Our programming is built around the truth that all people liberate themselves through education that is self-led and communally integrated. We do this by facilitating free play, decision making, nurturing emotional well-being, fostering inclusion, developing social skills, enforcing personal responsibility, and enhancing cognitive development, all through innovative bilingual curriculum that occurs in the outdoors whenever possible. We believe:
- Children have inherent knowledge of their world that is expressed through interactions with caregivers, peers, materials, events, conversation, and nature.
- Learning is sequential, building on prior understandings and experiences.
- Learning proceeds at different rates in each area and each child; yet all areas interact with each other.

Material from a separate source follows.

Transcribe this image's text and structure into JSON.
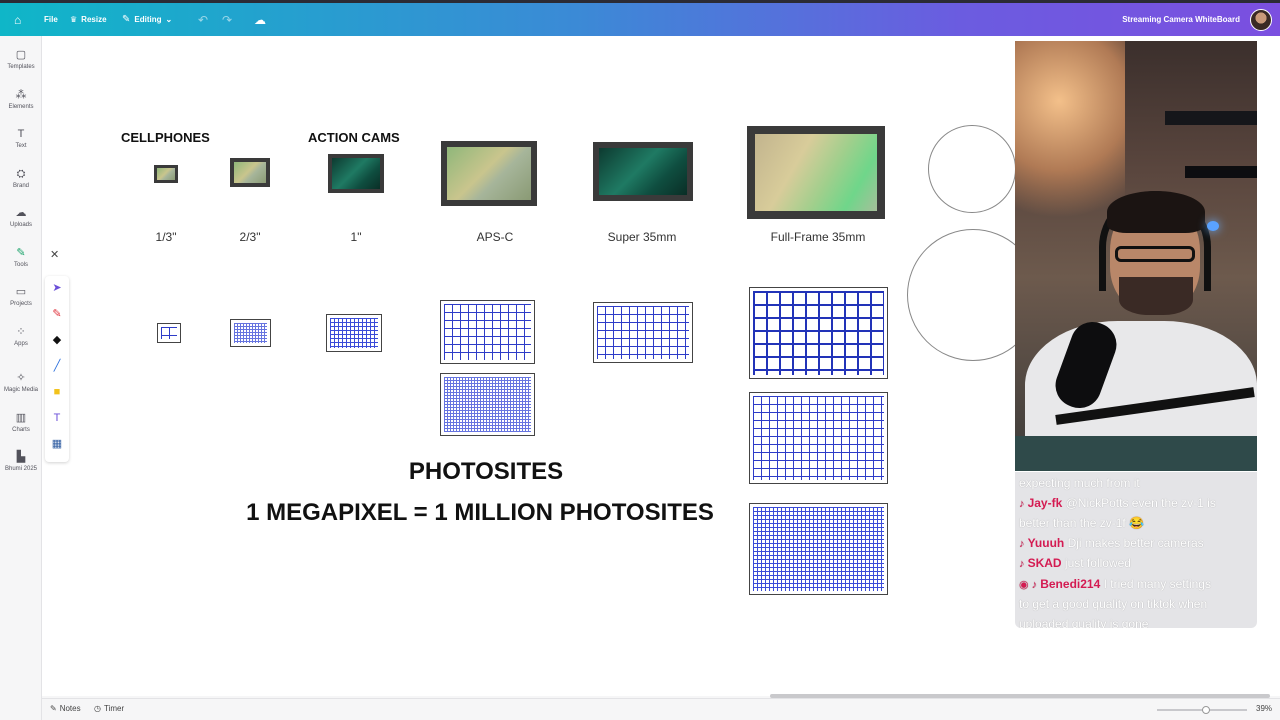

- Learning in each area is interconnected. Young children learn best through experiences, which incorporate several areas of development.

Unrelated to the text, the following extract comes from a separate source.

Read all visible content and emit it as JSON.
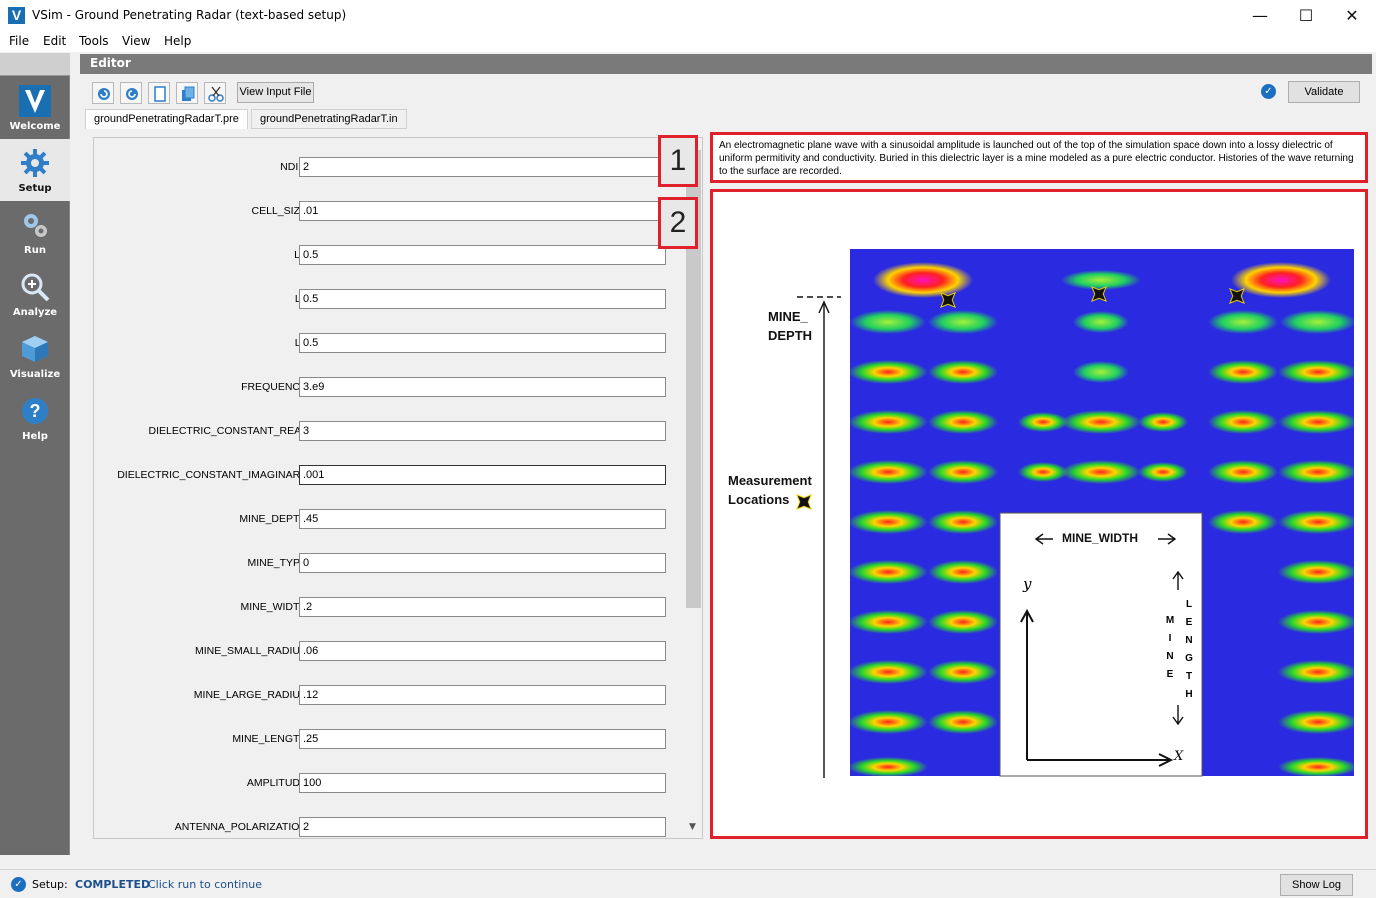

- Learning is embedded in a culture. Children learn best when their learning activities are rooted in a familiar cultural context.
- Learning begins in the family, continues in early care and education settings, and depends heavily upon strong connections with primary caregivers.
At any given time, the children could be found playing at the train table, dressing up in costume, painting, building with blocks, chalk drawing outside, and very often, singing and dancing. Through play and song and dance, La Lengua students learn numbers, letters, Spanish, and topics such as days of the week, colors, and sign language.
The children learn Spanish listening comprehension and vocabulary from interactions with the teachers and through songs and play. Most La Lengua teachers are bilingual in Spanish and English and speak to the children in both languages. As a school that focuses on inclusion, La Lengua students come from all backgrounds. Some students come to La Lengua from home where only English is spoken, and others from bilingual homes, including Spanish, French, Bengali, Mandarin, and more.
Why Bilingual and Why Spanish?
As best stated by the Center for Applied Linguistics (CAL):
“In addition to developing a lifelong ability to communicate with people from other countries and backgrounds, other benefits include improved overall school performance and superior problem-solving skills.”
CAL also reports that students of foreign languages tend to score higher on standardized tests and may have better career opportunities. [See Other Resources below for more.]
According to the US Census Bureau, there are over 48 million Hispanics residing in the United States, making up 16% of the population. Those numbers are expected to rise over the coming years.
Although it is advantageous to learn a second language at any age, it is commonly understood that languages and sounds are more easily picked up by younger children. An early start also affords the child to obtain a higher level of fluency and native-level pronunciation.
There are many fantastic online resources that discuss the advantages and dispel some of the myths about learning a second language at a young age. Here are a few links we recommend:
- The Center for Applied Linguistics (CAL) publishes a brochure, Why, How, and When Should My Child Learn a Second Language.
- The American Speech-Hearing-Language Association (ASHA) discusses some of the advantages of being bilingual.
- Neuroscientists from The Brain and Language Lab (BL2) of Gallaudet University study the effects of language on brain development and dispel some common myths about achieving language milestones in monolingual and bilingual children.